van Klinken “Pentecostalism, Political Masculinity and Citizenship”

van Klinken, Adriaan.  2016. Pentecostalism, Political Masculinity and Citizenship: The Born-Again Male Subject as Key to Zambia’s National Redemption.  Journal of Religion in Africa 46(2-3): 129-157.
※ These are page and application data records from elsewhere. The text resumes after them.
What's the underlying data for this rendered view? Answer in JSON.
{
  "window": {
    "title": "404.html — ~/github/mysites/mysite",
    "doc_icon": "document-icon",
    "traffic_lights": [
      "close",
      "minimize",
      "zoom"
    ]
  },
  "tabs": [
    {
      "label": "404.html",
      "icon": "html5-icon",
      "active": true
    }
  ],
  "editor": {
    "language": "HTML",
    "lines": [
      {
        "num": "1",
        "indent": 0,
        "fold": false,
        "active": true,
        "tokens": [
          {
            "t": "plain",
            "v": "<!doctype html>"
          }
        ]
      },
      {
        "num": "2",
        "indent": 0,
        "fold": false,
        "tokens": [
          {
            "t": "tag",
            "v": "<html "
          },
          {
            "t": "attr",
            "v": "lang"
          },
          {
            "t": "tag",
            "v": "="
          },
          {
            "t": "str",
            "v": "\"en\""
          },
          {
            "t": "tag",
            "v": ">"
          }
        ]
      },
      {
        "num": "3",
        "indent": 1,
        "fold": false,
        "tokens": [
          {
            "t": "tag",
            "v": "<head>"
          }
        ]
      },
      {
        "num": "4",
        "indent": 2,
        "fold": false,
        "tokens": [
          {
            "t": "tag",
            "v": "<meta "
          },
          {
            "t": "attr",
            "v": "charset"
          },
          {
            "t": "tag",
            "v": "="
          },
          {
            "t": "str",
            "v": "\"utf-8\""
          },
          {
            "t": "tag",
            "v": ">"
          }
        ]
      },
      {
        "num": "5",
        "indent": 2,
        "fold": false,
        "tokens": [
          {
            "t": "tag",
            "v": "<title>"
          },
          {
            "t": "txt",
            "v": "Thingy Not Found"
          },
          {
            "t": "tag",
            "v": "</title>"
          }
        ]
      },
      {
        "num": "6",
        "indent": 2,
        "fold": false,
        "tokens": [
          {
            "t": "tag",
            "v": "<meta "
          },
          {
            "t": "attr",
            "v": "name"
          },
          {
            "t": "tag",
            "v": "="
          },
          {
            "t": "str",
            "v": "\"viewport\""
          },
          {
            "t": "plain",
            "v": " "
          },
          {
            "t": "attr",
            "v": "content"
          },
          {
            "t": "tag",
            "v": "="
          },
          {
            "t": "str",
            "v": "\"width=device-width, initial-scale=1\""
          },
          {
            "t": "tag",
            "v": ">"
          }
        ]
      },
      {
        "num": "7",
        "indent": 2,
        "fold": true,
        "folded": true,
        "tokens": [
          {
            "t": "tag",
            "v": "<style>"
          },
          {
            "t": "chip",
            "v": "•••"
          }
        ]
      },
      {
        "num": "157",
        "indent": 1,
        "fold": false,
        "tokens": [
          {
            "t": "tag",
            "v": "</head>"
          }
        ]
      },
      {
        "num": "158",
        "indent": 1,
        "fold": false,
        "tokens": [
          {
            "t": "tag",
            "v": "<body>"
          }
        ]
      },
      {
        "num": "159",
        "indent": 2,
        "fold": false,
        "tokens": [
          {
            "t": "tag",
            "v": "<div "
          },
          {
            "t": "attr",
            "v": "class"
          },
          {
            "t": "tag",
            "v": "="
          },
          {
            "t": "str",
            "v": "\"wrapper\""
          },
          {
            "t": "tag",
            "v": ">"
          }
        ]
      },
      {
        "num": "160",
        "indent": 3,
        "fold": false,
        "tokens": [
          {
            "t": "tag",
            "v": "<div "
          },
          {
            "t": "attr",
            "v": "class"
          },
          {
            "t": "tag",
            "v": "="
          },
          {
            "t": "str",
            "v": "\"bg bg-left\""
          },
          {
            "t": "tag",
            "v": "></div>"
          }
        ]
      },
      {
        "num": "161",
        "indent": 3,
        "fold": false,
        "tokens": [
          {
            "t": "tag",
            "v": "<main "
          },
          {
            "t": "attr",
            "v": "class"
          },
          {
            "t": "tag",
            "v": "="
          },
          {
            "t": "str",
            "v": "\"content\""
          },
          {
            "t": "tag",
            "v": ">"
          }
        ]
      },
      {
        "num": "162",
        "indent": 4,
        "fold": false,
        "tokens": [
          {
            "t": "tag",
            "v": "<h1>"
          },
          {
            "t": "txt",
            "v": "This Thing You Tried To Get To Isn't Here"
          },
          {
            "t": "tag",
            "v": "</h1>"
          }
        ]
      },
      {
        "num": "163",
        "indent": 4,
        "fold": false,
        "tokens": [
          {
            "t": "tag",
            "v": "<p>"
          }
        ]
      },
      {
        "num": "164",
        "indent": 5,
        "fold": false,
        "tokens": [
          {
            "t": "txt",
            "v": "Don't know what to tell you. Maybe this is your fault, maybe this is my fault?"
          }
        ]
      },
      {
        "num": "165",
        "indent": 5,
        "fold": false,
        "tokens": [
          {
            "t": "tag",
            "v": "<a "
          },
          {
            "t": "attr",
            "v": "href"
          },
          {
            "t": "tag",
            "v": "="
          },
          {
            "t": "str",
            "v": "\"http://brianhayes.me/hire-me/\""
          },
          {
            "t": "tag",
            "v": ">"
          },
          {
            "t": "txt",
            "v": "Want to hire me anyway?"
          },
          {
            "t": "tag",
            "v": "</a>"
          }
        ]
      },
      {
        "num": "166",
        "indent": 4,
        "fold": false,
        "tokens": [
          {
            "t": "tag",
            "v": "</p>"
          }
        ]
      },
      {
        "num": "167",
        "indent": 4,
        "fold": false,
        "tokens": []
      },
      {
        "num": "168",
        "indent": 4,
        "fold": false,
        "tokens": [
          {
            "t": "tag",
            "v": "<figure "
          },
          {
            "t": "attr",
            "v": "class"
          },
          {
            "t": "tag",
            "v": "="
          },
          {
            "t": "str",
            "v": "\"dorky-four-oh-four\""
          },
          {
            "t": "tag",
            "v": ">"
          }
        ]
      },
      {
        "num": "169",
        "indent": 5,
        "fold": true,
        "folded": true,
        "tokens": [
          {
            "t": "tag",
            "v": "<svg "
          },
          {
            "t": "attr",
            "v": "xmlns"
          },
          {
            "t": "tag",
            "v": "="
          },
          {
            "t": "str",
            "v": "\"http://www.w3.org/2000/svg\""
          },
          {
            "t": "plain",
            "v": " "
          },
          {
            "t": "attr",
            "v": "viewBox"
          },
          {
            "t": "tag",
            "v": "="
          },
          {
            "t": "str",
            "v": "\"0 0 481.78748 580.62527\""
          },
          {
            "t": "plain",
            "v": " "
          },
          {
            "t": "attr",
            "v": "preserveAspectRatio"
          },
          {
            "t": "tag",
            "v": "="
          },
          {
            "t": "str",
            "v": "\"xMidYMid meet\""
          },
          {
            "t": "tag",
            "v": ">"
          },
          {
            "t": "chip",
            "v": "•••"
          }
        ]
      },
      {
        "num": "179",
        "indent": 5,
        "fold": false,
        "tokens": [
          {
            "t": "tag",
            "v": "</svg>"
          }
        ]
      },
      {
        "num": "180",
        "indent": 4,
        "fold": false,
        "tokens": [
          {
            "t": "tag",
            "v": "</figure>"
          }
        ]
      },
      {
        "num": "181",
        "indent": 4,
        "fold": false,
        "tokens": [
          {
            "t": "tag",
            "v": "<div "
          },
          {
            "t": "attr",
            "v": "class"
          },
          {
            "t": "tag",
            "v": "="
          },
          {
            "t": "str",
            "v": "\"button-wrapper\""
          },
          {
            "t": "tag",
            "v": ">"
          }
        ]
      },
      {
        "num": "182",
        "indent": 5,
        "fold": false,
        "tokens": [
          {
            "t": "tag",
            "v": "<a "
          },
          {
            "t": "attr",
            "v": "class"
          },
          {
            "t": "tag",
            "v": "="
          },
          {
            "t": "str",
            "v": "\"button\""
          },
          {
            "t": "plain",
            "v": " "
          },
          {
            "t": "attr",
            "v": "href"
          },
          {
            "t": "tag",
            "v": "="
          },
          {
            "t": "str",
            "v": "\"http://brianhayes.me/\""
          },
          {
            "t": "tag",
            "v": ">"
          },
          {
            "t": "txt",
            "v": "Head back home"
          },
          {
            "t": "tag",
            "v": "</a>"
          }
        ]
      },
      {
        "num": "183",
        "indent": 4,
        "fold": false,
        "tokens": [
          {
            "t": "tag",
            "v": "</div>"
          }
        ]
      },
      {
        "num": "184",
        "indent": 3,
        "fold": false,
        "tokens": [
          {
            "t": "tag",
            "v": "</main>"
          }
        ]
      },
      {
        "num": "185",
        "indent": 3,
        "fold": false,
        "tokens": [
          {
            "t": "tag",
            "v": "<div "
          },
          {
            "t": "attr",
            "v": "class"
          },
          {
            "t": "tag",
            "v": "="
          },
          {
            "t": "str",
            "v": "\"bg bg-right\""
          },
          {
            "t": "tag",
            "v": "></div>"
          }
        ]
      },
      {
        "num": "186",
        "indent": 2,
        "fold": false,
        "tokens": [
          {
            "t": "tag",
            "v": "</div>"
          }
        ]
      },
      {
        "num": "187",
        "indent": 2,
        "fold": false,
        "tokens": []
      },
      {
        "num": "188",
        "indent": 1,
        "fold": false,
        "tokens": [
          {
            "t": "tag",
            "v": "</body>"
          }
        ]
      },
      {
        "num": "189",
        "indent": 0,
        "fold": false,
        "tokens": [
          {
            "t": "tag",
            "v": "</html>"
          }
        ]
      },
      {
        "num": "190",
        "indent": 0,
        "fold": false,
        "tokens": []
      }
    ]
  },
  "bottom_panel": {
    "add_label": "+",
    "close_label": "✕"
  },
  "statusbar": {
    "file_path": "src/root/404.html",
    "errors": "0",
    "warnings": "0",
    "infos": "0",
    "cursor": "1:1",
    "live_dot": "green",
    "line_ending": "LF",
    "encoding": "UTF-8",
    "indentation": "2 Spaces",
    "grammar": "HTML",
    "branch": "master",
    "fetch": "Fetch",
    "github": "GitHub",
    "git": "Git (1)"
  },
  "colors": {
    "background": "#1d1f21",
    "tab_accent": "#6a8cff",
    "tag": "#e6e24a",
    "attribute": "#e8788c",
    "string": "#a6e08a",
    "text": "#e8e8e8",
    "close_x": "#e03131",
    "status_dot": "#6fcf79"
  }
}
Abstract: Africa has become a key site of masculinity politics, that is, of mobilisations and struggles where masculine gender is made a principal theme and subjected to change. Pentecostalism is widely considered to present a particular form of masculinity politics in contemporary African societies. Scholarship on African Pentecostal masculinities has mainly centred around the thesis of the domestication of men, focusing on changes in domestic spheres and in marital and intimate relations. Through an analysis of a sermon series preached by a prominent Zambian Pentecostal pastor, this article demonstrates that Pentecostal discourse on adult, middle- to upper-class masculinity is also highly concerned with men’s roles in sociopolitical spheres. It argues that in this case study the construction of a born-again masculinity is part of the broader Pentecostal political project of national redemption, which in Zambia has particular significance in light of the country constitutionally being a Christian nation. Hence the article examines how this construction of Pentecostal masculinity relates to broader notions of religious, political and gendered citizenship.

 

Kuropatkina, “Pentecostals and the Russian ‘National Idea'”
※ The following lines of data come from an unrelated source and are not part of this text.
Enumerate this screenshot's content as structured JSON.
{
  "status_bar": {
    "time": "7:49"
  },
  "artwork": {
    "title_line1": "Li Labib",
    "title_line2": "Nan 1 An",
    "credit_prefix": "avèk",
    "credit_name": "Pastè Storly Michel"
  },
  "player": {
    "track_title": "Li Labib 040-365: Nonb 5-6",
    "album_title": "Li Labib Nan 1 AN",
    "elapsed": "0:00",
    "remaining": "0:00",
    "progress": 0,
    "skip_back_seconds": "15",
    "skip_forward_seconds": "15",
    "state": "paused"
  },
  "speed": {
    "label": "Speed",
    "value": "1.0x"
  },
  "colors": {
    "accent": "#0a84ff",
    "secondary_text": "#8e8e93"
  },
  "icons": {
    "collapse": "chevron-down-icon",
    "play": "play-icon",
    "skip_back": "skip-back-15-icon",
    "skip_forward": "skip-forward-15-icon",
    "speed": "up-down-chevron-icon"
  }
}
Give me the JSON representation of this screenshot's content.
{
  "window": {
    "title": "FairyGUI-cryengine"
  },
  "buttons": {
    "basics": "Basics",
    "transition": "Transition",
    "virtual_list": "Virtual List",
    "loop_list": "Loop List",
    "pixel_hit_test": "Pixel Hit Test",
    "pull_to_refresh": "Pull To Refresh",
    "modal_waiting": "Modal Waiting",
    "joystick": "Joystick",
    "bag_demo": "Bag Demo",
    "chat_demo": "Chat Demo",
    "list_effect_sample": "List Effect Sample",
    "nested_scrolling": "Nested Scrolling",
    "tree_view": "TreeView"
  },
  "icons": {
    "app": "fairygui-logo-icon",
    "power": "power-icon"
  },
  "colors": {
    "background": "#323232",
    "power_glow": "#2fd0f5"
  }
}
Kuropatkina, Oksana. 2012. The “New” Pentecostals and the Russian “National Idea.” Religion, State, and Society 40(1):133-144.

Abstract: This article considers the role and place of ‘New’ Pentecostals (Neo-Pentecostals) in modern social, cultural and political processes in Russia and their attempts to contribute to creating a new ‘national idea’ for postsoviet Russian society. I look at the context of current debate on the latter subject: socialists call for a reproduction of the Soviet experience; others call for building an ‘Orthodox Russia’; others support a ‘conservative synthesis’ which looks back at previous experience of state-building with a multiconfessional and multiethnic character and involves building a religious and moral basis on Orthodoxy and other ‘traditional religions’; yet others support the liberal model and the integration of Russia into the western world. In this context I consider various aspects of Pentecostal participation: their current practical activities (charitable activity and support for democracy and human rights); the building of a theocratic (Christian) state; the study of the Russian religious heritage and an attempt to synthesise Orthodox and Protestant (Evangelical) traditions; and prayer for the country in the apocalyptic perspective.

Fediakova, “Evangelicals in Democratic Chile”

Fediakova, Evguenia. 2012. Evangelicals in Democratic Chile, 1990-2008: from ‘resistance identity’ to ‘project identity.’ Religion, State, and Society 40(1): 24-48.

Abstract: Since the reestablishment of democracy in Chile, Evangelicals have been becoming more prominent in society. Their communities foster civic skills among their members, and this fact, taken together with the gradual raising of their economic and educational level, could transform the Evangelicals into a ‘cultural citizenship’. Nevertheless, my study project shows that in spite of the extensive community work that Evangelical churches are developing, and their respect for democracy, they continue to be depoliticised and distanced from the main national problems. The Evangelical community is concerned about its rights, but it tends to act in defence of its corporate interests rather than in the national perspective, which decreases its involvement in the developing democracy.

Chua, “The Christianity of Culture”

Chua, Liana. 2012. The Christianity of Culture: Conversion, Ethnic Citizenship, and the Matter of Religion in Borneo. New York: Palgrave MacMillan.

Publisher’s Description: In recent years, anthropologists have increasingly viewed Christian conversion as a form of rupture from the past. But what happens if the people with whom they work begin to speak a language of continuity and sameness with that past? In this richly contextualized study, Liana Chua explores how a largely Christian Bidayuh community has been reconfiguring its relationship to its old animist rituals through the trope and politics of “culture.” Placing her ethnography in dialogue with developments in the nascent anthropology of Christianity, Chua argues that such efforts at “continuity speaking” are the product not only of Malaysian cultural politics, but also of conversion and Christianity itself. This book invites scholars to rethink the nature and scope of conversion, as well as the multifarious, yet distinctive, forms that Christianity can take.